Well, those are the steps to ridding yourself of this malicious illness. Do these things and your associates will thank you, your peers will admire you, and your bosses will cherish you. I'm sure there are more than 12 steps to this process, but this meeting has gone on long enough!

New Poster for Photo Lab

Here is my most recent creation. I created this (obviously) to display
in One Hour Photo centers to advertise photography classes. The finished
product is mounted in a 24x36 inch frame with glass front. Class times
and details are written in dry erase marker between the top and bottom
graphics. The quasi-handwriting font I used on the polaroid-like print
helps to make the dry erase writing look appropriate. This is actually
one of my favorite recent pieces.

The images in the 'polaroids' were taken while I was hiking around Shores
Lake (North of Mulberry, Arkansas) last Summer.

Thursday, April 03, 2008

Leveraging Enthusiasm

Where does excitement come from? During a one on one session with a member of my inside sales team yesterday, the subject of a recent four day long sales promotion arose. The number of widgets sold across the four days were 18, 6, 9, and 8, respectively. I asked my associate what was different between day one and days two, three, and four. Her response was that everyone was focused on the specific task of increasing sales of widgets because of the excitement surrounding the beginning of the event (in not so many words, actually). I asked what an individual in her department could do to spread the excitement to other days of the event in the future. Her response was so simple and so complex at the same time. She thought for a moment and said, "Just get excited." The look on her face showed that she'd had an epiphany: Excitement can be summoned at will.
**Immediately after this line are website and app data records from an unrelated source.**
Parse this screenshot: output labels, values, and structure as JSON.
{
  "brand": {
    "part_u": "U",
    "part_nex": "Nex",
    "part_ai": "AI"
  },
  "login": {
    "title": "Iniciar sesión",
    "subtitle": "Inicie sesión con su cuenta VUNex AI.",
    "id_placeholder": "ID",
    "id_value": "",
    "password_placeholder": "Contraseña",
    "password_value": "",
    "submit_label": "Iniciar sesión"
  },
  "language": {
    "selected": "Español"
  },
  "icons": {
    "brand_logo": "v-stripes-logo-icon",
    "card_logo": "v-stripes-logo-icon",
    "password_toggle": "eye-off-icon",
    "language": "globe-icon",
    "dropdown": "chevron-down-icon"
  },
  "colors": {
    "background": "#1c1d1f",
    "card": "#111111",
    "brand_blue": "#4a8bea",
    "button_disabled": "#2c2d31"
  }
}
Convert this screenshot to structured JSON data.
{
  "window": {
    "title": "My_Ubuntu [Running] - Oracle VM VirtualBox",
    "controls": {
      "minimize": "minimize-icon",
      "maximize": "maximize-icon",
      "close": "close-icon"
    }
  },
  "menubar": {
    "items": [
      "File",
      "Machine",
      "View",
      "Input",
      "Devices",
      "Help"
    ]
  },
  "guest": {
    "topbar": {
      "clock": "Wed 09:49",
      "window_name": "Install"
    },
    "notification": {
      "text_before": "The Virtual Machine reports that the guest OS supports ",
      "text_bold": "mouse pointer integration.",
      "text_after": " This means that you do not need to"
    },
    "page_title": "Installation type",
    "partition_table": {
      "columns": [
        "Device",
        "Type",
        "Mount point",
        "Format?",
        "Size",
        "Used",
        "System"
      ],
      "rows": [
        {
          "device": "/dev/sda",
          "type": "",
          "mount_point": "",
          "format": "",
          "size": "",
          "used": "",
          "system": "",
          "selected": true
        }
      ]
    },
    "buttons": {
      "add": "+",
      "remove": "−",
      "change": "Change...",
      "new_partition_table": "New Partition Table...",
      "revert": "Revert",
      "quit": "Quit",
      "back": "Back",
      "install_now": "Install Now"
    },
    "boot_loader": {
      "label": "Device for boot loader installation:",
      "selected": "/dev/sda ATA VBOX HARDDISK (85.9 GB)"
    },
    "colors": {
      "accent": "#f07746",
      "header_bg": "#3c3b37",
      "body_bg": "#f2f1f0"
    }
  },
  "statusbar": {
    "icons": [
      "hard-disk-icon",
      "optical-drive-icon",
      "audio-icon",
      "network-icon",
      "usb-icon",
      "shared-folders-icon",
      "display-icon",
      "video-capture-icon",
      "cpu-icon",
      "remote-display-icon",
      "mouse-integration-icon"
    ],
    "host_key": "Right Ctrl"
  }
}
Many associates and managers wait for events, promotions, or incentives to come around in order to act as a catalyst for change or for increased productivity. I have to admit that sometimes I find myself doing just that. The key to breaking that cycle is to make rallying the troops a daily activity. Creativity and a little jocularity go a long way towards lightening loads and turning exasperatingly impossible tasks into manageable challenges to be overcome.

Excitement is contagious and leads to excellent results if your team has a firm training base and the skillset to direct their enthusiasm. Be sure you're not selling yourself and your team short by not capitalizing on easiest "event" to set up and maintain... your team's excitement and enthusiasm.
Fort Smith, Arkansas
...just narcissistic enough to own a blog.